▶ [Aim of the task]: Check every line of the data below for the word "Edition". Copy the ones that have it.

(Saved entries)
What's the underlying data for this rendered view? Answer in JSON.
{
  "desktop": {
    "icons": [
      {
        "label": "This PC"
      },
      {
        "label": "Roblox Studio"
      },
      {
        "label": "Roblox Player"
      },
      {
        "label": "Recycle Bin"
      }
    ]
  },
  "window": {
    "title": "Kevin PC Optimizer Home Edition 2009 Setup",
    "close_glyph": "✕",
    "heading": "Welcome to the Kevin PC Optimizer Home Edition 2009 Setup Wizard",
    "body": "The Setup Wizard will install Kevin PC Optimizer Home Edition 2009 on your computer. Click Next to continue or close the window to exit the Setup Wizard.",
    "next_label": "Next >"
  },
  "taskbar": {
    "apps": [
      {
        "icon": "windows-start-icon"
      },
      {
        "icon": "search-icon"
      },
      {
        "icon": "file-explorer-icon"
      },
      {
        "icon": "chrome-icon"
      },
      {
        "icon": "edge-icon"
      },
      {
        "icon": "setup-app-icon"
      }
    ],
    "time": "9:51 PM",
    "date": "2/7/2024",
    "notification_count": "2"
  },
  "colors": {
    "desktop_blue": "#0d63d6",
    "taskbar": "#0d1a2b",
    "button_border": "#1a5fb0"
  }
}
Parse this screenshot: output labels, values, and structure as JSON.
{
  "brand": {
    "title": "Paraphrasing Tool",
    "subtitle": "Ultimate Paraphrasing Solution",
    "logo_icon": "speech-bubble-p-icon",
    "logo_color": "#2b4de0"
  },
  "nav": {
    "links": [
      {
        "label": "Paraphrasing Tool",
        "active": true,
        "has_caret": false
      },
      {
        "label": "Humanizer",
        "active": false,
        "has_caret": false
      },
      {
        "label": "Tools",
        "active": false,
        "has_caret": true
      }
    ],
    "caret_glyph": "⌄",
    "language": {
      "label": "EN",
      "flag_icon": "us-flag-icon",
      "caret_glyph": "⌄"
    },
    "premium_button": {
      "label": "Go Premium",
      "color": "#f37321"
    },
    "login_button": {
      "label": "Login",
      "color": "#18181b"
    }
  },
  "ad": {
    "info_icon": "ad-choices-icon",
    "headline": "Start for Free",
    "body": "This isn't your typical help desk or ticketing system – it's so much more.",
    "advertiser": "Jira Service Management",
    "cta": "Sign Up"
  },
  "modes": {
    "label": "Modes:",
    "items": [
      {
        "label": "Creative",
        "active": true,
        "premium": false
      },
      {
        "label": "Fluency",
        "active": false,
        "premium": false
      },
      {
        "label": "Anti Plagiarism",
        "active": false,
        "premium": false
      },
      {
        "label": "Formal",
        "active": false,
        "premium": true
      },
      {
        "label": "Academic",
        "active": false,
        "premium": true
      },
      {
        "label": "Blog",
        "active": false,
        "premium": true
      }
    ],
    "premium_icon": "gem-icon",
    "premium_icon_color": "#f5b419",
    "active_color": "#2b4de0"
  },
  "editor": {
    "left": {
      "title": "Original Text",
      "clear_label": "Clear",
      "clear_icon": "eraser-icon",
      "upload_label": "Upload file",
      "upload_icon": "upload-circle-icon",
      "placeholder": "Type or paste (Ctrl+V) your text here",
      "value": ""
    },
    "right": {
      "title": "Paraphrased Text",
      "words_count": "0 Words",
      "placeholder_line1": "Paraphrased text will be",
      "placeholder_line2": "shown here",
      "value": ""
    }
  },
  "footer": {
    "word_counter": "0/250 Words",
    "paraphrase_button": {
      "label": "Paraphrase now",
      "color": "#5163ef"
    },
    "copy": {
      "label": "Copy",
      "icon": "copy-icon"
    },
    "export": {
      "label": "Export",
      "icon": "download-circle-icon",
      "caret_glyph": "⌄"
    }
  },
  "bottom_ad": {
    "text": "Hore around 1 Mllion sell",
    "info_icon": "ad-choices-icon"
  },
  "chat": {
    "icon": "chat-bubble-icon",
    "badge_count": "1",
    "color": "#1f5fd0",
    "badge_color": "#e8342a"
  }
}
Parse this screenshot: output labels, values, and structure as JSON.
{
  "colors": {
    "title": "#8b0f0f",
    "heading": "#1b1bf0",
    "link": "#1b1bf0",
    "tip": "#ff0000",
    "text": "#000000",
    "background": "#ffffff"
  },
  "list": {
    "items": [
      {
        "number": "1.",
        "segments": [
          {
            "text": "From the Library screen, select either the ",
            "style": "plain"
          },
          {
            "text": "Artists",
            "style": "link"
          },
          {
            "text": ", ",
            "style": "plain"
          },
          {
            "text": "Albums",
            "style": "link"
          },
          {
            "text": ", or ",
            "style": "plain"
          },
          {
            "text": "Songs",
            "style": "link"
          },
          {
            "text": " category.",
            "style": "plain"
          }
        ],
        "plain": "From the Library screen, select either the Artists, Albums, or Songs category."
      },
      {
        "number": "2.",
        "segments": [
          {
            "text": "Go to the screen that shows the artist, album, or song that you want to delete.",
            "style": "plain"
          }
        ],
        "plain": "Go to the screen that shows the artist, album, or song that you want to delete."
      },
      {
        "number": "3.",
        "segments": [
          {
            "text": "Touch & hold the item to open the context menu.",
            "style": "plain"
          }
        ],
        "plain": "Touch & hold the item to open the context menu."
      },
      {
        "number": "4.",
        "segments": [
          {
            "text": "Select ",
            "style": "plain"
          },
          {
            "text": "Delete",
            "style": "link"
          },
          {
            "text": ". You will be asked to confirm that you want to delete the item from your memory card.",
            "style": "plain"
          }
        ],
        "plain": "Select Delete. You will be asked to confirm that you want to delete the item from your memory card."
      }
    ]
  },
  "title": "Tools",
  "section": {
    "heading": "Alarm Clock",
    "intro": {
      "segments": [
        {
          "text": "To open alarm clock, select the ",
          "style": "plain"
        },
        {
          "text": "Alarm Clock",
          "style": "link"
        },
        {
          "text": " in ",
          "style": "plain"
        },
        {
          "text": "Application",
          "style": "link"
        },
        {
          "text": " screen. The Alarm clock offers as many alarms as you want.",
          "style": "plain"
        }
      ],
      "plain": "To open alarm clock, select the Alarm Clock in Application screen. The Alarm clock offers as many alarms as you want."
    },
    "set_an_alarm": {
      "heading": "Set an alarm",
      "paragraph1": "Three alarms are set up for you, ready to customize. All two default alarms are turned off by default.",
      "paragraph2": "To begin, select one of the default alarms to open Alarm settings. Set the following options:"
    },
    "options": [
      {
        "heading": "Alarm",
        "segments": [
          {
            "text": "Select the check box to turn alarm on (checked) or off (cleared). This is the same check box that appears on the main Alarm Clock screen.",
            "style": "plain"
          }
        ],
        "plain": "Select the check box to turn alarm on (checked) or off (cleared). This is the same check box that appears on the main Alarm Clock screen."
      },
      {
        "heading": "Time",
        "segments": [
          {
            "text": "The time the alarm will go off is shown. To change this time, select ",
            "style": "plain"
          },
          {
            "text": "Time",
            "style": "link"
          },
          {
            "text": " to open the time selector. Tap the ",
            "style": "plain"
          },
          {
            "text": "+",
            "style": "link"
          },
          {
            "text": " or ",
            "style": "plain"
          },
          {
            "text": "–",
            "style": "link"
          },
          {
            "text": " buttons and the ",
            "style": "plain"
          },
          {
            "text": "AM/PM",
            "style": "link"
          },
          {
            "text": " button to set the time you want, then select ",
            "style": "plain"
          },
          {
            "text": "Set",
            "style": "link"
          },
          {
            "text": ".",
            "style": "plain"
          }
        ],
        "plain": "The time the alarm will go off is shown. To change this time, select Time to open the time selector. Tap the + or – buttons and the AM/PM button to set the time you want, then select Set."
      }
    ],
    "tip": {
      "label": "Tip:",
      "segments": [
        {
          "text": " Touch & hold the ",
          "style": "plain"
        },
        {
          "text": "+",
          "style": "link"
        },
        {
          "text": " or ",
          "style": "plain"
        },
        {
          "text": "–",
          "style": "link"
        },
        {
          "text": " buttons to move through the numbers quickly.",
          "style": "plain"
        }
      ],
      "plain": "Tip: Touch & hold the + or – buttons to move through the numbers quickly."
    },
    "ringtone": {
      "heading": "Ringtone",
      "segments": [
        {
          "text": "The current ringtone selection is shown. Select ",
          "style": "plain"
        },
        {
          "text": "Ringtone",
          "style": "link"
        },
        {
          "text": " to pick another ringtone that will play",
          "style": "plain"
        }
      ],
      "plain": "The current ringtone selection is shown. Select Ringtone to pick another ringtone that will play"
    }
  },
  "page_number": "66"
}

▶ [Reply to the exercise]:
    "title": "Kevin PC Optimizer Home Edition 2009 Setup",
    "heading": "Welcome to the Kevin PC Optimizer Home Edition 2009 Setup Wizard",
    "body": "The Setup Wizard will install Kevin PC Optimizer Home Edition 2009 on your computer. Click Next to continue or close the window to exit the Setup Wizard.",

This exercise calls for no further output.